US president, Donald Trump, announced the possible suspension of all crude oil imports from Saudi Arabia, in an attempt to support the US economy, during the current recession.
With US crude oil storage facilities full, the government may block 40 million barrels of oil from entering US waters.
Concerns are rising over the total amount of oil carried by tankers, which is seven times larger than the usual Saudi export to the US. It is estimated that the “oil dumping” will further decrease oil prices, a drop never experienced by the US markets. Oil prices have also reached a 21-year low on a global scale.
The message was clear by US senator Ted Cruz, who tweeted an unapologetic post: “My message to the Saudis: TURN THE TANKERS THE HELL AROUND.”
The loud response by the US government was fuelled by the results of an exacerbated US market. The coronavirus pandemic has caused a sharp decrease in oil demands for the US, while production and supply do not seem to be affected or slow down. US traders were paying to get rid of the oil, since storage space is becoming limited by the minute. And that is not all. The sharp oil price decrease is threatening to bankrupt the entire US oil industry.
Saudi Arabia must quickly find an alternative route to European or Asian oil storage facilities. It is estimated that the largest oil storage facility in America will run out of space within the next three weeks, while global facilities may also be full by the end of next month.
The US government has spoken openly about plans on either implementing extremely high import tariffs on crude oil or block oil imports altogether. In case the first option takes place, the government will use the funds as a stimulus for the oil industry, by buying domestic crude oil supplies.
US President Trump describes the sharp drop as a short-term phenomenon and attributes it to the lack of demand due to the enforced lockdown. However many blame him for downplaying the importance of the crisis from early on.
Denying access to oil storage facilities the US is likely to put pressure on the relations between Washington and Riyadh.
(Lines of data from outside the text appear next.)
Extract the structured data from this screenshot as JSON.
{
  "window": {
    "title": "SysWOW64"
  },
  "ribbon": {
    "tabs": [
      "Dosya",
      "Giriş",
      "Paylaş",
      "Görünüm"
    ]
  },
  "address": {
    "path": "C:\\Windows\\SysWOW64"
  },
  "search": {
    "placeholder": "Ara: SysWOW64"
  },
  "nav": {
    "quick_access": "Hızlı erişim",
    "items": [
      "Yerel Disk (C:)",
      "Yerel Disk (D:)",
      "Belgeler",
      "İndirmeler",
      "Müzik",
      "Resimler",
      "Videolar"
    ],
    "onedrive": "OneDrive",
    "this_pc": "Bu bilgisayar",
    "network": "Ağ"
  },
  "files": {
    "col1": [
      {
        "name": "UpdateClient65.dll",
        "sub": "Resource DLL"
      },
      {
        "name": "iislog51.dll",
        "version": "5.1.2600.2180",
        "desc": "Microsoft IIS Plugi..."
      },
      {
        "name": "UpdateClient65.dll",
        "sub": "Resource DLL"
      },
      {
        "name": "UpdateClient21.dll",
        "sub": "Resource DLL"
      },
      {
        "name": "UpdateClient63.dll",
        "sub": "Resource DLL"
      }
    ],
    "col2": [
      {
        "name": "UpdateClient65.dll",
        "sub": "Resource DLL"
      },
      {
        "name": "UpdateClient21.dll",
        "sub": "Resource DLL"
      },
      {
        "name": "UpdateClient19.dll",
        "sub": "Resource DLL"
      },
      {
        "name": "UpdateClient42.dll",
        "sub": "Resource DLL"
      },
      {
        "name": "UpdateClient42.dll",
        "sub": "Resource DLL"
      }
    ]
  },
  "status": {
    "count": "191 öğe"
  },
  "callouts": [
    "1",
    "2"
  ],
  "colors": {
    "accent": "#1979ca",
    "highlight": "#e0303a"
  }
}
And this comes after the events in March, when the US called on Saudi Arabia to leave the OPEC and threatened to withdraw its military forces stationed in the country.